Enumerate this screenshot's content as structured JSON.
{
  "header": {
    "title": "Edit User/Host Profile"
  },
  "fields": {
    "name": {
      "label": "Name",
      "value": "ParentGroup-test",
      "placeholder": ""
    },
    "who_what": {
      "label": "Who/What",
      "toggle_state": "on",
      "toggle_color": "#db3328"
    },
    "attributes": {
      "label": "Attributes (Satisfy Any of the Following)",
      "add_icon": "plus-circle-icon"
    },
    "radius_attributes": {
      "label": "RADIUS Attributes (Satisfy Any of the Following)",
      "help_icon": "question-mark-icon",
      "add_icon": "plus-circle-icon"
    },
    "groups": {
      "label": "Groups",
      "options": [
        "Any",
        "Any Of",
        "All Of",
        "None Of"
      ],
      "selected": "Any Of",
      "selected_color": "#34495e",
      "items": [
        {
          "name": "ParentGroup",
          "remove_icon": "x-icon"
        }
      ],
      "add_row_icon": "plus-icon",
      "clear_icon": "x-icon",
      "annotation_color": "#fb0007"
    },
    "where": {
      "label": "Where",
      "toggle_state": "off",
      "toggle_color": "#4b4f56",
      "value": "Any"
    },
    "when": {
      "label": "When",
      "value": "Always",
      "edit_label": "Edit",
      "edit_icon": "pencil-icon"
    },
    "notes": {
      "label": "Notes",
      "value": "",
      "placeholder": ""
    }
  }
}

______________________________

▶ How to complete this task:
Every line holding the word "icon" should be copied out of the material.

▶ Response for this exercise:
      "add_icon": "plus-circle-icon"
      "help_icon": "question-mark-icon",
      "add_icon": "plus-circle-icon"
          "remove_icon": "x-icon"
      "add_row_icon": "plus-icon",
      "clear_icon": "x-icon",
      "edit_icon": "pencil-icon"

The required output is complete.